Seven days before it would lapse into law, President Rodrigo Duterte signed the much-criticized Anti-Terrorism Act of 2020, now called Republic Act No 11479. According to INQUIRER.net, Presidential spokesman Harry Roque confirmed the news via text message. According to the Administrative Code of 1987, it will take 15 days after publication for it to be effective.
The fight isn’t over yet. We can still make our condemnation known and demand that the bill be raised to the Supreme Court and challenged as unconstitutional. The past few weeks have shown that our campaigns have brought the government’s negligence to light. The number of people risking getting apprehended and getting sick proves the strength of our opposition.
Here are two things that can still happen: Once the law is effective, a case can still be filed by an affected party to declare it unconstitutional or a legislator or Congress can file a new bill to amend the law. This means that we need to continue lobbying for our lawmakers to repeal the law. Let’s continue our information campaigns, email chains and start discussions that will encourage more Filipinos to put pressure on the Department of Justice to listen to our demands. Let’s support anyone who files a case on its unconstitutionality.
Retired Senior Associate Justice Antonio Carpio stated in a webinar on July 1, “If it is signed into law, I have told my friends I will join a petition to question the constitutionality of this law.” The National Union of Peoples’ Lawyers has also stated that they are “already poised to file the appropriate (and anticipatory) petition at the earliest possible time with the Supreme Court.”

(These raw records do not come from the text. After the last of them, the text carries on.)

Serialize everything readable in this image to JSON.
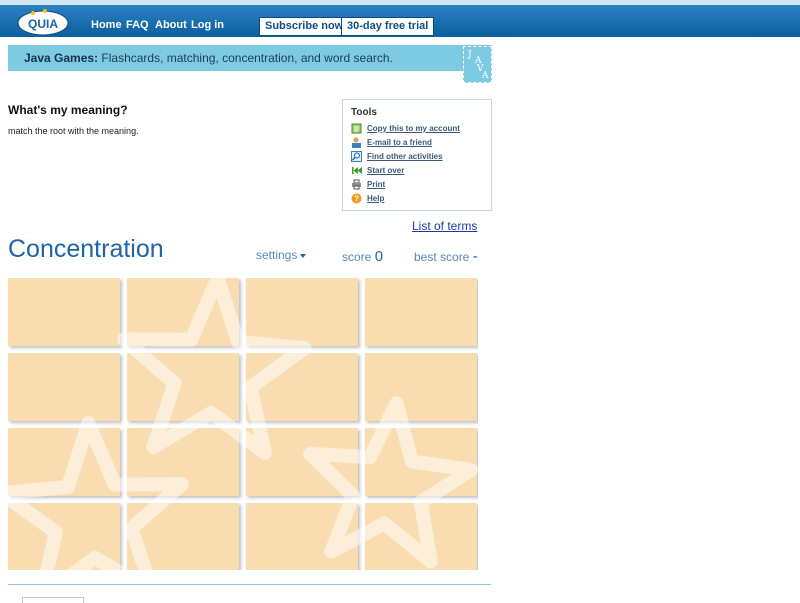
{
  "header": {
    "logo_text": "QUIA",
    "nav": [
      "Home",
      "FAQ",
      "About",
      "Log in"
    ],
    "subscribe_label": "Subscribe now",
    "trial_label": "30-day free trial"
  },
  "banner": {
    "bold": "Java Games:",
    "text": " Flashcards, matching, concentration, and word search.",
    "java_letters": [
      "J",
      "A",
      "V",
      "A"
    ]
  },
  "activity": {
    "title": "What's my meaning?",
    "description": "match the root with the meaning."
  },
  "tools": {
    "title": "Tools",
    "items": [
      {
        "label": "Copy this to my account",
        "icon": "copy-icon"
      },
      {
        "label": "E-mail to a friend",
        "icon": "email-icon"
      },
      {
        "label": "Find other activities",
        "icon": "find-icon"
      },
      {
        "label": "Start over",
        "icon": "rewind-icon"
      },
      {
        "label": "Print",
        "icon": "print-icon"
      },
      {
        "label": "Help",
        "icon": "help-icon"
      }
    ]
  },
  "list_of_terms": "List of terms",
  "game": {
    "title": "Concentration",
    "settings_label": "settings",
    "score_label": "score",
    "score_value": "0",
    "best_score_label": "best score",
    "best_score_value": "-",
    "rows": 4,
    "cols": 4
  },
  "colors": {
    "card": "#f9ddb1",
    "accent": "#1f63a8",
    "banner": "#7dcbe2"
  }
}
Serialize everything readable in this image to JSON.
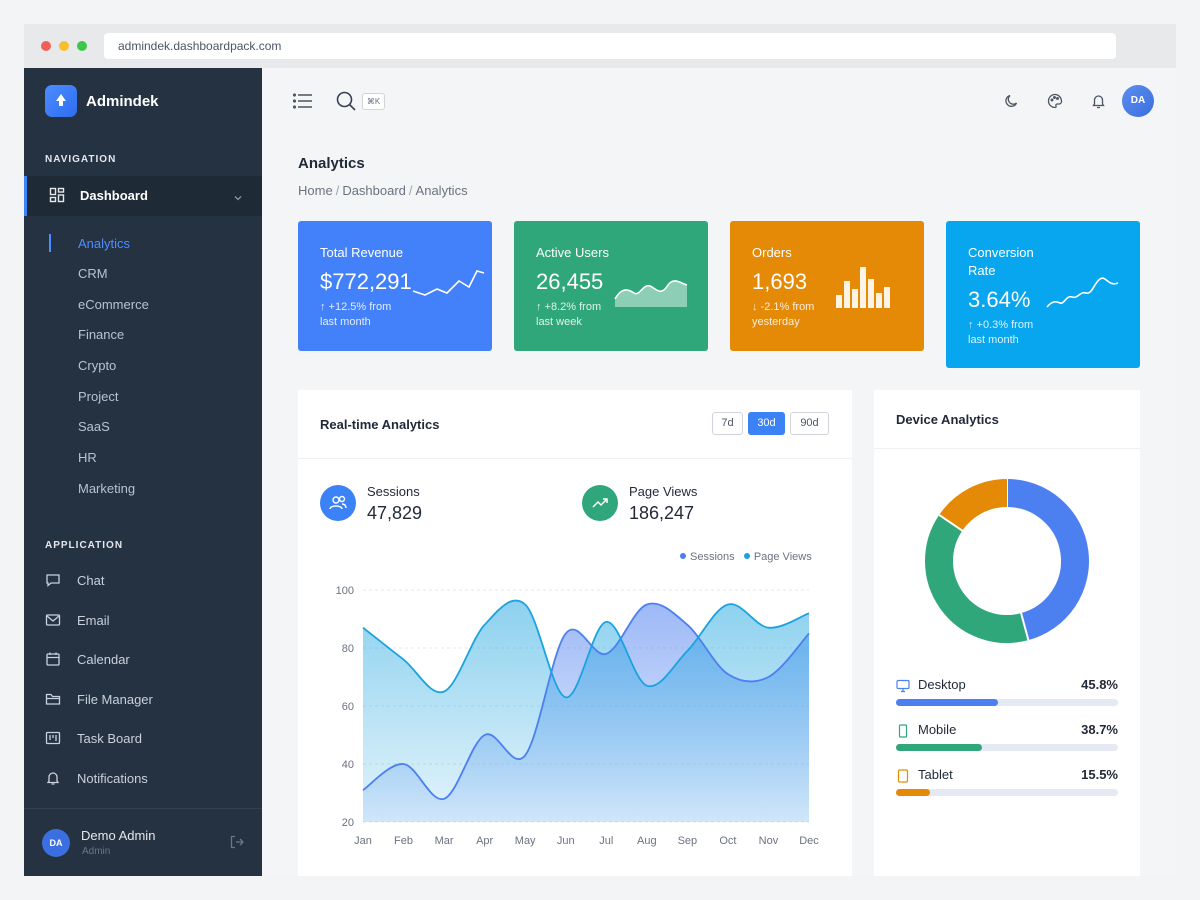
{
  "browser": {
    "url": "admindek.dashboardpack.com"
  },
  "sidebar": {
    "brand": "Admindek",
    "nav_title": "NAVIGATION",
    "dashboard_label": "Dashboard",
    "dashboard_items": [
      {
        "label": "Analytics",
        "active": true
      },
      {
        "label": "CRM"
      },
      {
        "label": "eCommerce"
      },
      {
        "label": "Finance"
      },
      {
        "label": "Crypto"
      },
      {
        "label": "Project"
      },
      {
        "label": "SaaS"
      },
      {
        "label": "HR"
      },
      {
        "label": "Marketing"
      }
    ],
    "app_title": "APPLICATION",
    "app_items": [
      {
        "label": "Chat",
        "icon": "chat-icon"
      },
      {
        "label": "Email",
        "icon": "mail-icon"
      },
      {
        "label": "Calendar",
        "icon": "calendar-icon"
      },
      {
        "label": "File Manager",
        "icon": "folder-icon"
      },
      {
        "label": "Task Board",
        "icon": "kanban-icon"
      },
      {
        "label": "Notifications",
        "icon": "bell-icon"
      }
    ],
    "user": {
      "initials": "DA",
      "name": "Demo Admin",
      "role": "Admin"
    }
  },
  "topbar": {
    "shortcut": "⌘K",
    "avatar_initials": "DA"
  },
  "page": {
    "title": "Analytics",
    "breadcrumb": [
      "Home",
      "Dashboard",
      "Analytics"
    ]
  },
  "stats": [
    {
      "title": "Total Revenue",
      "value": "$772,291",
      "delta": "↑ +12.5% from",
      "period": "last month",
      "color": "#4381fb"
    },
    {
      "title": "Active Users",
      "value": "26,455",
      "delta": "↑ +8.2% from",
      "period": "last week",
      "color": "#2fa77a"
    },
    {
      "title": "Orders",
      "value": "1,693",
      "delta": "↓ -2.1% from",
      "period": "yesterday",
      "color": "#e58a07"
    },
    {
      "title_line1": "Conversion",
      "title_line2": "Rate",
      "value": "3.64%",
      "delta": "↑ +0.3% from",
      "period": "last month",
      "color": "#08a6ef"
    }
  ],
  "realtime": {
    "title": "Real-time Analytics",
    "ranges": [
      "7d",
      "30d",
      "90d"
    ],
    "selected_range": "30d",
    "sessions_label": "Sessions",
    "sessions_value": "47,829",
    "pageviews_label": "Page Views",
    "pageviews_value": "186,247"
  },
  "chart_data": {
    "type": "area",
    "x": [
      "Jan",
      "Feb",
      "Mar",
      "Apr",
      "May",
      "Jun",
      "Jul",
      "Aug",
      "Sep",
      "Oct",
      "Nov",
      "Dec"
    ],
    "series": [
      {
        "name": "Sessions",
        "color": "#4c7ff0",
        "values": [
          31,
          40,
          28,
          50,
          43,
          85,
          78,
          95,
          88,
          71,
          70,
          85
        ]
      },
      {
        "name": "Page Views",
        "color": "#1aa3df",
        "values": [
          87,
          76,
          65,
          88,
          95,
          63,
          89,
          67,
          79,
          95,
          87,
          92
        ]
      }
    ],
    "ylim": [
      20,
      100
    ],
    "yticks": [
      20,
      40,
      60,
      80,
      100
    ],
    "grid": true,
    "legend": "top-right"
  },
  "devices": {
    "title": "Device Analytics",
    "items": [
      {
        "label": "Desktop",
        "percent": "45.8%",
        "value": 45.8,
        "color": "#4c7ff0",
        "icon": "monitor-icon"
      },
      {
        "label": "Mobile",
        "percent": "38.7%",
        "value": 38.7,
        "color": "#2fa77a",
        "icon": "phone-icon"
      },
      {
        "label": "Tablet",
        "percent": "15.5%",
        "value": 15.5,
        "color": "#e58a07",
        "icon": "tablet-icon"
      }
    ]
  }
}
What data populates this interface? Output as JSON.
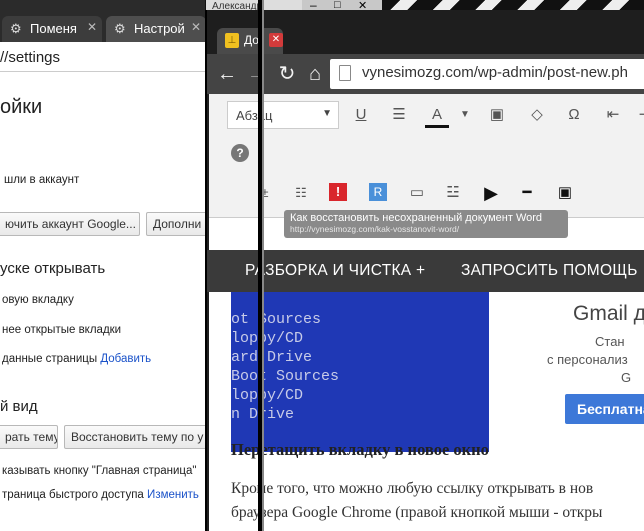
{
  "back_window": {
    "tabs": [
      {
        "label": "Поменя",
        "icon": "gear-icon"
      },
      {
        "label": "Настрой",
        "icon": "gear-icon"
      }
    ],
    "user_tab": "Александр",
    "address": "//settings",
    "heading_settings": "ойки",
    "signed_in_text": "шли в аккаунт",
    "disconnect_button": "ючить аккаунт Google...",
    "advanced_button": "Дополни",
    "startup_heading": "уске открывать",
    "startup_opt1": "овую вкладку",
    "startup_opt2": "нее открытые вкладки",
    "startup_opt3": "данные страницы",
    "startup_add_link": "Добавить",
    "appearance_heading": "й вид",
    "theme_button": "рать тему",
    "restore_theme_button": "Восстановить тему по у",
    "home_button_text": "казывать кнопку \"Главная страница\"",
    "quick_access_text": "траница быстрого доступа",
    "quick_access_link": "Изменить"
  },
  "front_window": {
    "tab_icon": "bookmark-icon",
    "tab_label": "До",
    "tab_close": "✕",
    "omnibox": "vynesimozg.com/wp-admin/post-new.ph",
    "editor": {
      "paragraph_select": "Абзац",
      "toolbar_icons": [
        "underline-icon",
        "justify-icon",
        "text-color-icon",
        "paste-text-icon",
        "eraser-icon",
        "omega-icon",
        "outdent-icon"
      ],
      "toolbar2_icons": [
        "help-icon"
      ],
      "toolbar3_icons": [
        "list-icon",
        "alert-icon",
        "plugin-icon",
        "window-icon",
        "table-icon",
        "play-icon",
        "slider-icon",
        "video-icon"
      ]
    },
    "tooltip_title": "Как восстановить несохраненный документ Word",
    "tooltip_url": "http://vynesimozg.com/kak-vosstanovit-word/",
    "menu1": "РАЗБОРКА И ЧИСТКА +",
    "menu2": "ЗАПРОСИТЬ ПОМОЩЬ",
    "bios_lines": [
      "ot Sources",
      "loppy/CD",
      "ard Drive",
      "Boot Sources",
      "loppy/CD",
      "n Drive"
    ],
    "gmail_title": "Gmail д",
    "gmail_line1": "Стан",
    "gmail_line2": "с персонализ",
    "gmail_line3": "G",
    "gmail_button": "Бесплатна",
    "article_heading": "Перетащить вкладку в новое окно",
    "article_line1": "Кроме того, что можно любую ссылку открывать в нов",
    "article_line2": "браузера Google Chrome (правой кнопкой мыши - откры"
  }
}
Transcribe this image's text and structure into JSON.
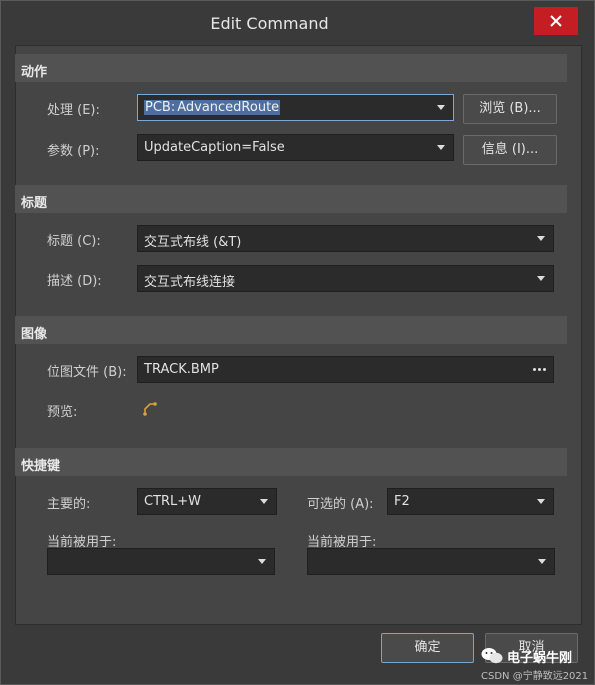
{
  "window": {
    "title": "Edit Command"
  },
  "sections": {
    "action": {
      "header": "动作",
      "process_label": "处理 (E):",
      "process_value_prefix": "PCB:",
      "process_value_selected": "AdvancedRoute",
      "browse_button": "浏览 (B)...",
      "params_label": "参数 (P):",
      "params_value": "UpdateCaption=False",
      "info_button": "信息 (I)..."
    },
    "caption": {
      "header": "标题",
      "title_label": "标题 (C):",
      "title_value": "交互式布线 (&T)",
      "desc_label": "描述 (D):",
      "desc_value": "交互式布线连接"
    },
    "image": {
      "header": "图像",
      "bitmap_label": "位图文件 (B):",
      "bitmap_value": "TRACK.BMP",
      "preview_label": "预览:"
    },
    "shortcut": {
      "header": "快捷键",
      "primary_label": "主要的:",
      "primary_value": "CTRL+W",
      "alt_label": "可选的 (A):",
      "alt_value": "F2",
      "primary_used_label": "当前被用于:",
      "primary_used_value": "",
      "alt_used_label": "当前被用于:",
      "alt_used_value": ""
    }
  },
  "footer": {
    "ok_button": "确定",
    "cancel_button": "取消"
  },
  "watermark": {
    "brand": "电子蜗牛刚",
    "credit": "CSDN @宁静致远2021"
  },
  "colors": {
    "close": "#c41e24",
    "accent_border": "#7aa9d6",
    "selection": "#4d6fa0",
    "preview_icon": "#d9a13a"
  }
}
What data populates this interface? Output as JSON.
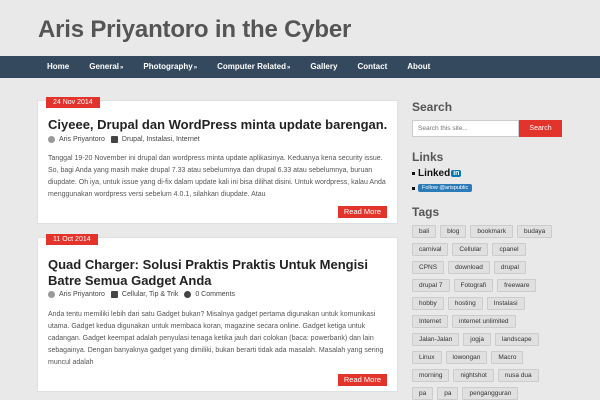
{
  "site": {
    "title": "Aris Priyantoro in the Cyber"
  },
  "nav": [
    {
      "label": "Home",
      "arrow": ""
    },
    {
      "label": "General",
      "arrow": "»"
    },
    {
      "label": "Photography",
      "arrow": "»"
    },
    {
      "label": "Computer Related",
      "arrow": "»"
    },
    {
      "label": "Gallery",
      "arrow": ""
    },
    {
      "label": "Contact",
      "arrow": ""
    },
    {
      "label": "About",
      "arrow": ""
    }
  ],
  "posts": [
    {
      "date": "24 Nov 2014",
      "title": "Ciyeee, Drupal dan WordPress minta update barengan.",
      "author": "Aris Priyantoro",
      "categories": "Drupal, Instalasi, Internet",
      "comments": "",
      "excerpt": "Tanggal 19-20 November ini drupal dan wordpress minta update aplikasinya. Keduanya kena security issue. So, bagi Anda yang masih make drupal 7.33 atau sebelumnya dan drupal 6.33 atau sebelumnya, buruan diupdate. Oh iya, untuk issue yang di-fix dalam update kali ini bisa dilihat disini. Untuk wordpress, kalau Anda menggunakan wordpress versi sebelum 4.0.1, silahkan diupdate. Atau",
      "readmore": "Read More"
    },
    {
      "date": "11 Oct 2014",
      "title": "Quad Charger: Solusi Praktis Praktis Untuk Mengisi Batre Semua Gadget Anda",
      "author": "Aris Priyantoro",
      "categories": "Cellular, Tip & Trik",
      "comments": "0 Comments",
      "excerpt": "Anda tentu memiliki lebih dari satu Gadget bukan? Misalnya gadget pertama digunakan untuk komunikasi utama. Gadget kedua digunakan untuk membaca koran, magazine secara online. Gadget ketiga untuk cadangan. Gadget keempat adalah penyulasi tenaga ketika jauh dari colokan (baca: powerbank) dan lain sebagainya. Dengan banyaknya gadget yang dimiliki, bukan berarti tidak ada masalah. Masalah yang sering muncul adalah",
      "readmore": "Read More"
    }
  ],
  "sidebar": {
    "search_title": "Search",
    "search_placeholder": "Search this site...",
    "search_button": "Search",
    "links_title": "Links",
    "linkedin_label": "Linked",
    "linkedin_in": "in",
    "twitter_label": "Follow @arispublic",
    "tags_title": "Tags",
    "tags": [
      "bali",
      "blog",
      "bookmark",
      "budaya",
      "carnival",
      "Cellular",
      "cpanel",
      "CPNS",
      "download",
      "drupal",
      "drupal 7",
      "Fotografi",
      "freeware",
      "hobby",
      "hosting",
      "Instalasi",
      "Internet",
      "internet unlimited",
      "Jalan-Jalan",
      "jogja",
      "landscape",
      "Linux",
      "lowongan",
      "Macro",
      "morning",
      "nightshot",
      "nusa dua",
      "pa",
      "pa",
      "pengangguran"
    ]
  }
}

The law passed its third and final reading on June 3 and was met with widespread condemnation, with many fearing that its provisions may be abused to punish anyone critical of the administration. In part, the law criminalizes the incitement of terrorism “by means of speeches, proclamations, writings, emblems, banners or other representations.” Apart from this, the law allows the detention of suspects for up to 24 days without charge before they are presented before a judicial authority. It also allows for the surveillance of suspected terrorists or terrorist groups. A person convicted on terrorism charges faces up to life in prison without parole.
Although advocacy, work stoppages, and humanitarian action are exempted from the definitions of terrorism, the Anti-Terrorism Council, which will be run by the National Intelligence Coordinating Agency, has the final say on determining who is or isn’t exempt.